Proposals limiting tax incentives for homeownership would cause home values everywhere to plunge. Estimates provided by PwC show that values could fall in the short run by more than 10 percent if a Blueprint-like tax reform plan were enacted. The drop could be even larger in high-cost areas.   It may take years for home values to rebound from such a significant decrease.

 

With a reduction in values of this size, homeowners with relatively small amounts of equity would again see their mortgages go under water, finding they owe more than what their home is worth. For many, this will lead to defaults, foreclosures, or short sales, creating havoc for families, neighborhoods and communities.

 

-  The home is the most valuable asset for most owners. Millions of families have built equity for years with the hope of using it to help pay for retirement or college for children. Many of these dreams would evaporate.

But it's not just the housing market that would be impacted as the CEO of the American Red Cross warned that removing charitable deductions would be "devastating" for non-profit organizations that currently collect some $13 billion worth of tax-deductible donations annually.

Charitable organizations are not arguing against increasing the standard deduction. But they are asking members of Congress to consider creating a “universal deduction,” so taxpayers taking the standard deduction can get additional credit for donations without itemizing.

 

Taxpayers claim an estimated $13 billion each year in charitable deductions. Charities fear giving would plummet if the standard deduction were doubled without creating a universal deduction.

 

Gail McGovern, president and CEO of the American Red Cross, said reducing charitable deductions would be “devastating.”

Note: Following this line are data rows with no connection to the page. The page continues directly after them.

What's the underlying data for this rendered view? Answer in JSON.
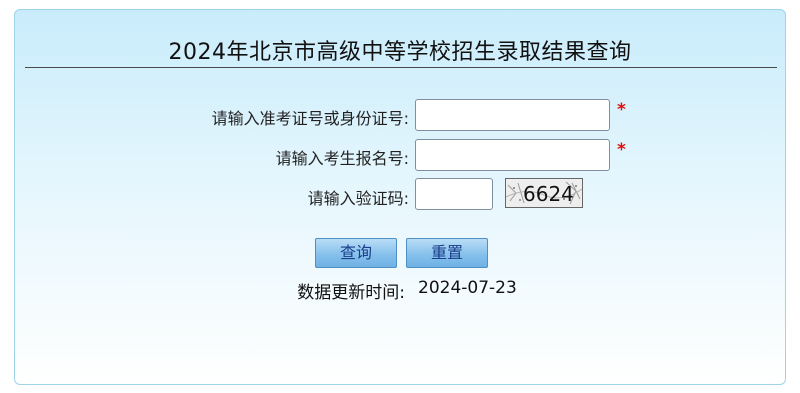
{
  "page": {
    "title": "2024年北京市高级中等学校招生录取结果查询"
  },
  "form": {
    "id_label": "请输入准考证号或身份证号:",
    "id_value": "",
    "id_required": "*",
    "reg_label": "请输入考生报名号:",
    "reg_value": "",
    "reg_required": "*",
    "captcha_label": "请输入验证码:",
    "captcha_value": "",
    "captcha_text": "6624"
  },
  "buttons": {
    "query_label": "查询",
    "reset_label": "重置"
  },
  "update": {
    "label": "数据更新时间:",
    "date": "2024-07-23"
  },
  "colors": {
    "button_text": "#1b3d8a",
    "required_mark": "#e01010",
    "panel_border": "#9fd3ea"
  }
}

But it's probably no 'yuge' deal...the U.S. housing stock is only worth about $30 trillion so we're sure the homebuilders and lenders can absorb a small $3 trillion valuation loss, right?